So our first species to be spotlighted this year is:
Native to Africa
As with all members of the Spoonbill family (of which there are 6 species), the name derives from the flat, spatula like beak which the birds use to feed, sweeping from side to side in shallow water, gathering up small crustaceans, fish, molluscs, amphibians and insects. They are social birds, nesting in colonies and building their nests of sticks and reeds off the ground in trees or reeds. Between 2 and 5 plain white eggs are produced, with both parents sharing incubation duties for 30 days. The young are fed at the nest until they fledge at approximately a month of age.
The wild population is doing well and is considered to be of least concern but there are captive breeding programmes in place to maintain healthy populations.
At present we hold 3 African Spoonbills (2 male and one female). They are housed in our large netted Ibis aviary along with 2 species of Ibis, Crane and Waterfowl. The birds are fed on a diet of minced meat, chopped chick and chopped fish. In the past couple of years the birds have successfully produced eggs and chicks but as yet we have not had a chick survive to fledge. The female seems to prefer the older male, pairing with him every time except one occasion a few years ago.
Rob encourages breeding behaviour by providing plenty of nest material (a full time job with 30 Ibis also looking to nest). This can be judged as the birds become more vocal and red around the face. We have a couple of sites where the Spoonbills can nest but they tend to choose different spots most years. On each occasion of eggs being laid we have had clutches of 2, which we leave with the birds. They unfortunately lost one chick on a particularly wet night 2 years ago and last year the nest was abandoned when the female was taken unwell, 2 eggs were removed and incubated and one hatched. Unfortunately Spoonbills are tricky to hand rear and we lost the chick. Hopefully this will be the year and I’m hoping to exchange our single male for an unrelated young pair from another zoo in the next few weeks.

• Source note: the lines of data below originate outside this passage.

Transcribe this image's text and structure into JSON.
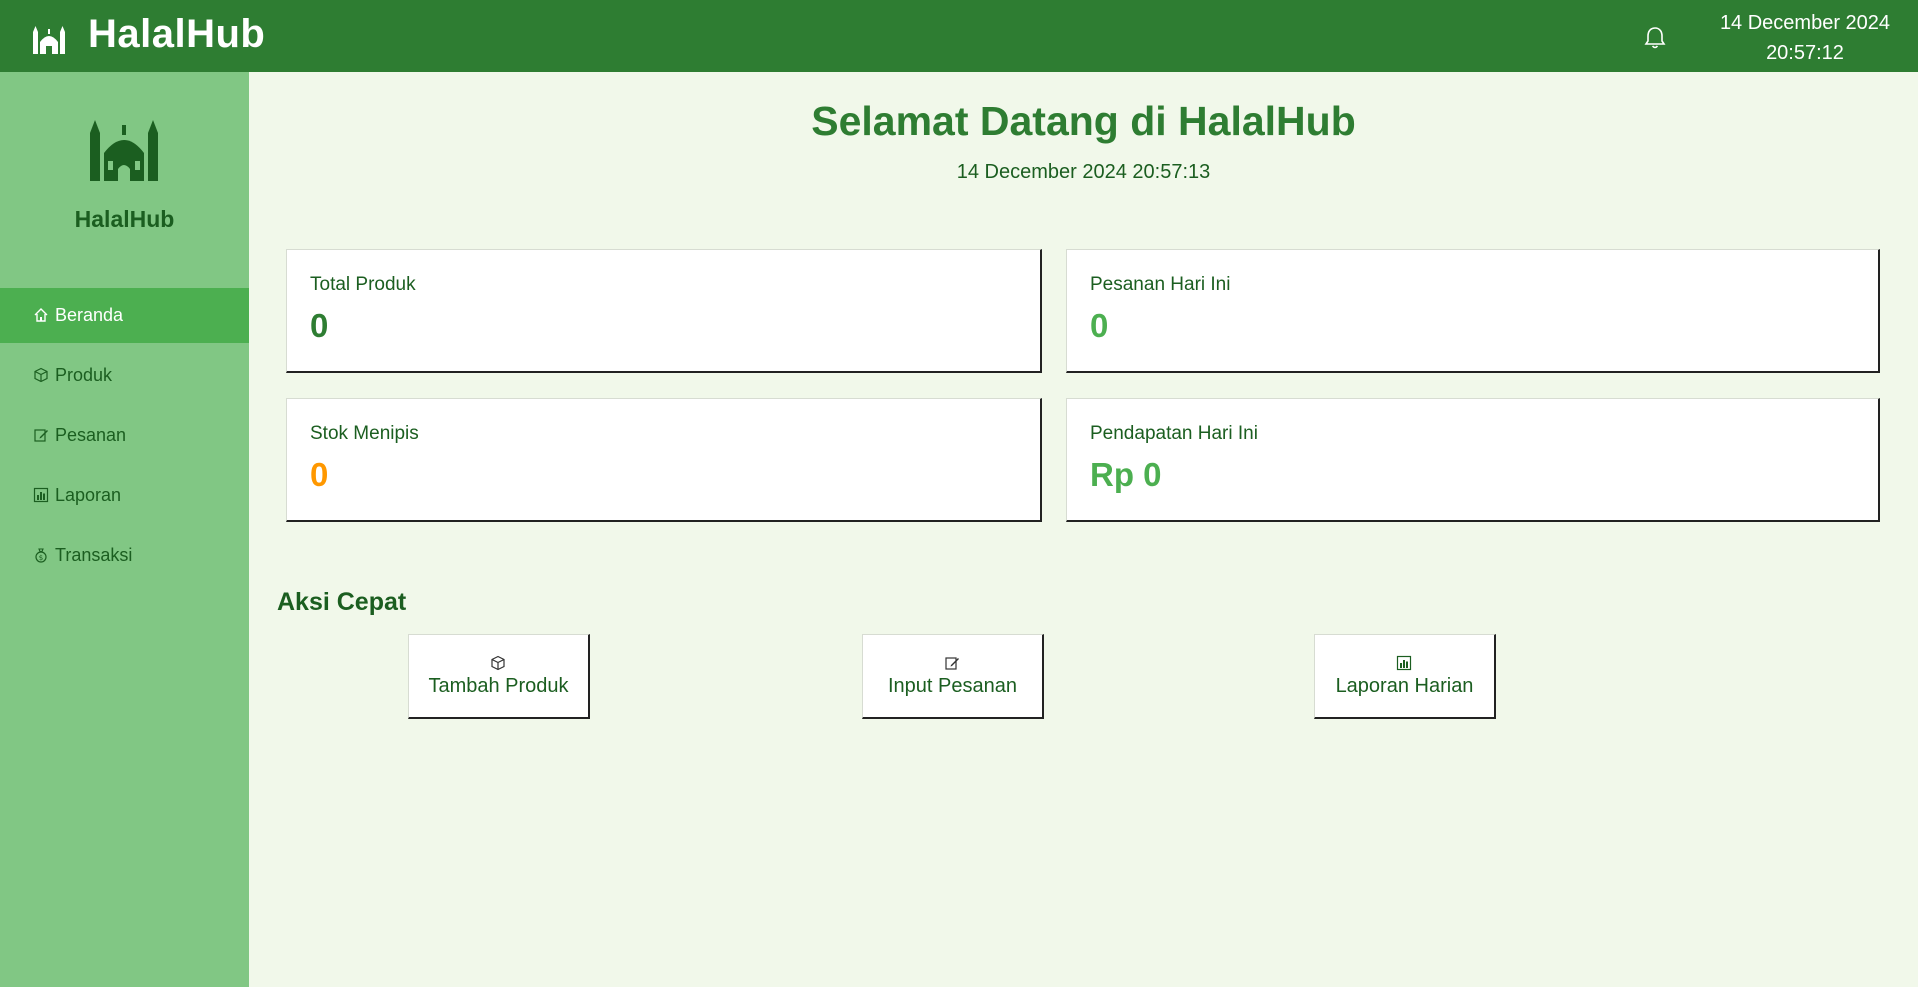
{
  "header": {
    "title": "HalalHub",
    "logo_icon": "mosque-icon",
    "notification_icon": "bell-icon",
    "date": "14 December 2024",
    "time": "20:57:12"
  },
  "sidebar": {
    "brand_name": "HalalHub",
    "brand_icon": "mosque-icon",
    "items": [
      {
        "label": "Beranda",
        "icon": "home-icon",
        "active": true
      },
      {
        "label": "Produk",
        "icon": "package-icon",
        "active": false
      },
      {
        "label": "Pesanan",
        "icon": "edit-icon",
        "active": false
      },
      {
        "label": "Laporan",
        "icon": "bar-chart-icon",
        "active": false
      },
      {
        "label": "Transaksi",
        "icon": "money-bag-icon",
        "active": false
      }
    ]
  },
  "main": {
    "welcome_title": "Selamat Datang di HalalHub",
    "welcome_datetime": "14 December 2024 20:57:13",
    "stats": [
      {
        "label": "Total Produk",
        "value": "0",
        "color": "#2e7d32"
      },
      {
        "label": "Pesanan Hari Ini",
        "value": "0",
        "color": "#4caf50"
      },
      {
        "label": "Stok Menipis",
        "value": "0",
        "color": "#ff9800"
      },
      {
        "label": "Pendapatan Hari Ini",
        "value": "Rp 0",
        "color": "#4caf50"
      }
    ],
    "quick_actions_title": "Aksi Cepat",
    "quick_actions": [
      {
        "label": "Tambah Produk",
        "icon": "package-icon"
      },
      {
        "label": "Input Pesanan",
        "icon": "edit-icon"
      },
      {
        "label": "Laporan Harian",
        "icon": "bar-chart-icon"
      }
    ]
  },
  "colors": {
    "header_bg": "#2e7d32",
    "sidebar_bg": "#81c784",
    "active_item_bg": "#4caf50",
    "page_bg": "#f1f8ea",
    "text_dark_green": "#1b5e20"
  }
}
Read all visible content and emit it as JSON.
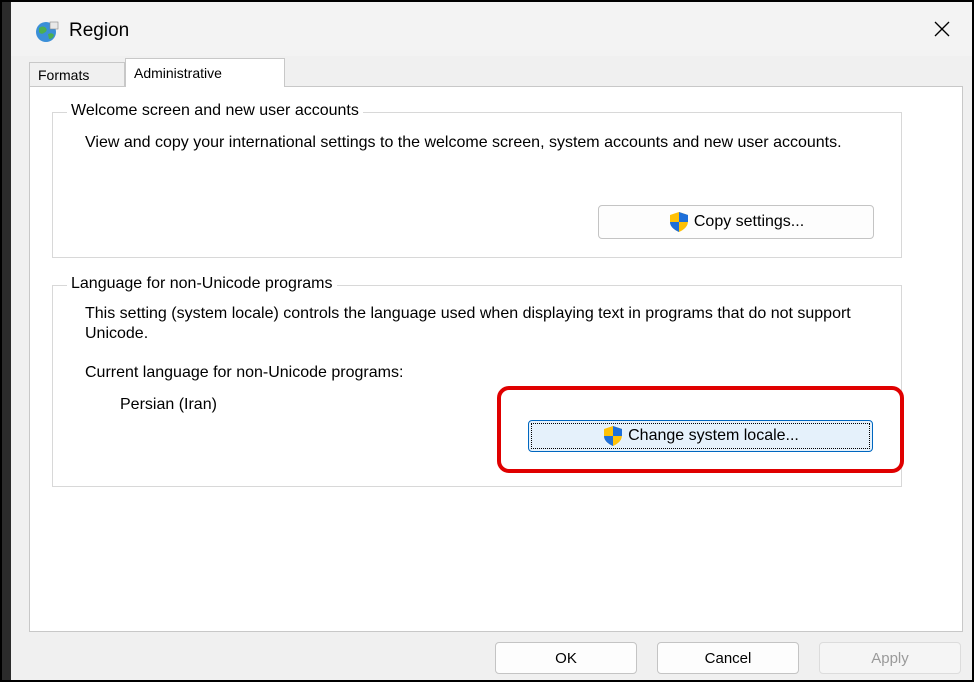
{
  "window": {
    "title": "Region",
    "app_icon": "globe-icon",
    "close_icon": "close-icon"
  },
  "tabs": [
    {
      "label": "Formats",
      "active": false
    },
    {
      "label": "Administrative",
      "active": true
    }
  ],
  "welcome_group": {
    "legend": "Welcome screen and new user accounts",
    "description": "View and copy your international settings to the welcome screen, system accounts and new user accounts.",
    "copy_button_label": "Copy settings...",
    "copy_button_icon": "uac-shield-icon"
  },
  "language_group": {
    "legend": "Language for non-Unicode programs",
    "description": "This setting (system locale) controls the language used when displaying text in programs that do not support Unicode.",
    "current_label": "Current language for non-Unicode programs:",
    "current_value": "Persian (Iran)",
    "change_button_label": "Change system locale...",
    "change_button_icon": "uac-shield-icon"
  },
  "annotation": {
    "highlight_color": "#e00000"
  },
  "footer": {
    "ok_label": "OK",
    "cancel_label": "Cancel",
    "apply_label": "Apply"
  },
  "colors": {
    "accent": "#0067c0",
    "highlight": "#e00000"
  }
}
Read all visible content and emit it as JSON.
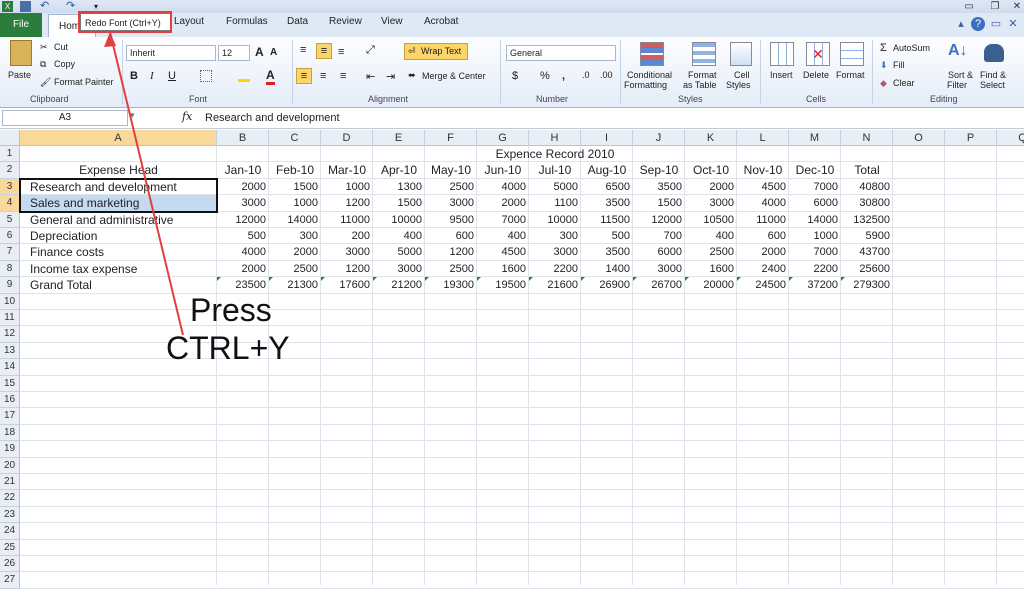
{
  "tooltip": "Redo Font (Ctrl+Y)",
  "tabs": {
    "file": "File",
    "home": "Home",
    "layout": "Layout",
    "formulas": "Formulas",
    "data": "Data",
    "review": "Review",
    "view": "View",
    "acrobat": "Acrobat"
  },
  "clipboard": {
    "paste": "Paste",
    "cut": "Cut",
    "copy": "Copy",
    "format_painter": "Format Painter",
    "label": "Clipboard"
  },
  "font": {
    "name": "Inherit",
    "size": "12",
    "label": "Font"
  },
  "alignment": {
    "wrap_text": "Wrap Text",
    "merge_center": "Merge & Center",
    "label": "Alignment"
  },
  "number": {
    "format": "General",
    "label": "Number"
  },
  "styles": {
    "conditional": "Conditional",
    "conditional2": "Formatting",
    "format_table": "Format",
    "format_table2": "as Table",
    "cell_styles": "Cell",
    "cell_styles2": "Styles",
    "label": "Styles"
  },
  "cells": {
    "insert": "Insert",
    "delete": "Delete",
    "format": "Format",
    "label": "Cells"
  },
  "editing": {
    "autosum": "AutoSum",
    "fill": "Fill",
    "clear": "Clear",
    "sort": "Sort &",
    "sort2": "Filter",
    "find": "Find &",
    "find2": "Select",
    "label": "Editing"
  },
  "formula_bar": {
    "name_box": "A3",
    "fx": "fx",
    "content": "Research and development"
  },
  "columns": [
    "A",
    "B",
    "C",
    "D",
    "E",
    "F",
    "G",
    "H",
    "I",
    "J",
    "K",
    "L",
    "M",
    "N",
    "O",
    "P",
    "Q"
  ],
  "rows": [
    "1",
    "2",
    "3",
    "4",
    "5",
    "6",
    "7",
    "8",
    "9",
    "10",
    "11",
    "12",
    "13",
    "14",
    "15",
    "16",
    "17",
    "18",
    "19",
    "20",
    "21",
    "22",
    "23",
    "24",
    "25",
    "26",
    "27"
  ],
  "sheet": {
    "title": "Expence Record 2010",
    "header": [
      "Expense Head",
      "Jan-10",
      "Feb-10",
      "Mar-10",
      "Apr-10",
      "May-10",
      "Jun-10",
      "Jul-10",
      "Aug-10",
      "Sep-10",
      "Oct-10",
      "Nov-10",
      "Dec-10",
      "Total"
    ],
    "data": [
      [
        "Research and development",
        "2000",
        "1500",
        "1000",
        "1300",
        "2500",
        "4000",
        "5000",
        "6500",
        "3500",
        "2000",
        "4500",
        "7000",
        "40800"
      ],
      [
        "Sales and marketing",
        "3000",
        "1000",
        "1200",
        "1500",
        "3000",
        "2000",
        "1100",
        "3500",
        "1500",
        "3000",
        "4000",
        "6000",
        "30800"
      ],
      [
        "General and administrative",
        "12000",
        "14000",
        "11000",
        "10000",
        "9500",
        "7000",
        "10000",
        "11500",
        "12000",
        "10500",
        "11000",
        "14000",
        "132500"
      ],
      [
        "Depreciation",
        "500",
        "300",
        "200",
        "400",
        "600",
        "400",
        "300",
        "500",
        "700",
        "400",
        "600",
        "1000",
        "5900"
      ],
      [
        "Finance costs",
        "4000",
        "2000",
        "3000",
        "5000",
        "1200",
        "4500",
        "3000",
        "3500",
        "6000",
        "2500",
        "2000",
        "7000",
        "43700"
      ],
      [
        "Income tax expense",
        "2000",
        "2500",
        "1200",
        "3000",
        "2500",
        "1600",
        "2200",
        "1400",
        "3000",
        "1600",
        "2400",
        "2200",
        "25600"
      ],
      [
        "Grand Total",
        "23500",
        "21300",
        "17600",
        "21200",
        "19300",
        "19500",
        "21600",
        "26900",
        "26700",
        "20000",
        "24500",
        "37200",
        "279300"
      ]
    ]
  },
  "annotation": {
    "line1": "Press",
    "line2": "CTRL+Y"
  },
  "colors": {
    "file_tab": "#2b7d3d",
    "selection": "#c5d9f1",
    "annotation_red": "#e04040"
  }
}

At this time of year we are shutting the Spoonbills away at night as the temperatures get low. They, along with the ibis, are trained to go in at night to a shed attached to the aviary. It then means that a keeper has to clean the shed every day as 40 birds can make quite some mess! The Ibis aviary is the largest in the park and requires regular maintenance, from cleaning the pond through to checking the netting, pruning the trees and cutting the grass.
The individual birds are recognised only by their coloured leg bands. Males and females look the same so we make sure that the 3 birds all have different colours so we can avoid any confusion on our records.
So that is our African Spoonbills
In news from the start of the year…..
The main story is that we have flooded slightly. We have had so much rain in the past few days that the Windrush has overflowed in a couple of places. None of the birds have been seriously affected thankfully. We have had to move a couple of birds out of their enclosures where water has crept in and we have had to leave the Pelicans and Coscoroba Swans in on a few occasions. The main area affected has been the Nature Area, which is impassable without wellies. The play area too is flooded and there is a lot of lying water around the Cassowaries and near the Desert House.
Some of the new birds have been moved out to their aviaries. The 4 Fulvous Tree Duck have joined our single male in the Ibis Aviary, the Orange Headed Ground Thrush has joined the female in the old Toucan/Temperate House & the Cape Teal have been moved into the aviary opposite the penguins.
We had a chat this week amongst the staff about upcoming projects and ideas for them. Hopefully we will see a refurbished Discovery Zone, new Incubator set up and expanded Meet a Keeper facilities soon.
We featured in Cage and Aviary Magazine this week
Wildlife wise I took part this morning in the BTO’s Early Bird Survey. This basically involved watching the feeders this morning as the sun rose and recording the time that different species arrived. First on the feeders was a female Bullfinch and several species were present. A Short Tailed Vole was also noted.
Thanks as always for reading